However in 1953, under the code name Green Garlic and using the antenna and turning gear from two wartime radars with a new klytstron transmitter, TRE produced a long range surveillance radar which easily met the range requirement.
This was quickly developed to full prototype stage and became known as the Type 80 radar.
This new radar was sufficiently capable, when paired with a couple of height finding radars, to be able to perform both the surveillance and tracking roles required by the control and reporting system. This led to the vast majority of the WWII radars being retired and replaced by a new network of Type 80 radars.
Worries about Jamming
However doubts remained about Type 80s susceptibility to jamming and in 1956, a number of brute force, that is very high power solutions were tried. The first, Blue Ribband radar proved too expensive and the project was cancelled.
Another new radar was proposed, Blue Yeoman, which was once again to be built using parts from previous projects. The recently upgraded antenna and turning gear from the Type 82 (Orange Yeoman) radar at North Site (Malvern Vale) was selected and hurredly transported to South Site.
Fortunately a suitable building was already under construction – to house the prototype Blue Ribband radar. This quickly became known as BY building.
The Malvern radar only had 4 transmitters and receivers; the operational Type 85 radars, when eventually built, contained the full set of 12. Their antennas were 50% bigger than the Malvern prototype. The transmitter valves were huge; they were 6ft tall, weighed about a ton and had to live in lead lined cabinets to contain the X rays that were produced.
Following the successful introduction of the Type 85 radar into operational service the need for the Malvern Blue Yeoman declined. All the original transmitters and receivers were stripped out in the early 1980s and replaced by two second hand (from the Dutch? navy) Plessey Naval AWS-5 transmitters. Various experimental receivers were introduced and the system was renamed ‘Byson’. RSRE aggressively marketed the radar as being available for research purposes.

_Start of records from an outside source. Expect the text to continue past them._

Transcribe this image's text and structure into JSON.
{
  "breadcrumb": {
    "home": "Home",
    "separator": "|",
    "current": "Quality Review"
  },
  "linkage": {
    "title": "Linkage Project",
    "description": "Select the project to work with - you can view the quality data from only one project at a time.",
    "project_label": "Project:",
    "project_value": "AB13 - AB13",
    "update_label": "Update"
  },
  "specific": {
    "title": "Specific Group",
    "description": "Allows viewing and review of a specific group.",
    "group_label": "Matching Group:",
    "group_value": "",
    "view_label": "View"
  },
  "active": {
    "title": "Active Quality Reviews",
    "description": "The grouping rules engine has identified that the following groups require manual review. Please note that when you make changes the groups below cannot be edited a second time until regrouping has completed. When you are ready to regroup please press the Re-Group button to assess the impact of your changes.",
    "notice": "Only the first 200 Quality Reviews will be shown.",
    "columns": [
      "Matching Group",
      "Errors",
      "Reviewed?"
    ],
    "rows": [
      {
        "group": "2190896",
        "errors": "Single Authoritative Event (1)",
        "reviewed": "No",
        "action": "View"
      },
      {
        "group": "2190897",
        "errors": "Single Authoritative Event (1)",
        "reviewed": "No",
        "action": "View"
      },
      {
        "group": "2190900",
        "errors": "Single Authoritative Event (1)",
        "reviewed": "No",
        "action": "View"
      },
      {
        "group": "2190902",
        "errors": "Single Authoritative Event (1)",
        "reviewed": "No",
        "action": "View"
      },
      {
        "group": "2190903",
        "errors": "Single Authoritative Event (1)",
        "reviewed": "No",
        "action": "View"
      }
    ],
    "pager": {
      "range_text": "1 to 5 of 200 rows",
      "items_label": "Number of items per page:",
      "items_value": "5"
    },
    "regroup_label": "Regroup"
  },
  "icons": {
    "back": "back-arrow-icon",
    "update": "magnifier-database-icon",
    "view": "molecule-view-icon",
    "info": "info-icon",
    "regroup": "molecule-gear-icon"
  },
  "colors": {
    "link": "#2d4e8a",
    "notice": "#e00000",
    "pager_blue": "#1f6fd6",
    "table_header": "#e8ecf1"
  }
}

In the late 1990s it was proposed that all radar research activities should be carried out from the Chilbolton observatory in Hampshire which was operated by the Rutherford & Appleton Laboratory. As no one has a spare transmitter lying around at the time the decision was taken to use the ones from Byson and they were duly removed. Unfortunately frequency clearance could not be obtained at the new site and the project was abandoned with inevitable consequences. The Byson radar antenna and turning gear were dismantled on the 27th July 2000. An attempt was made to give them to a museum but the cost turned out to be prohibitive. The transmitters were similarly disposed of.
Copyright MRATHS 2016 Produced by H Williams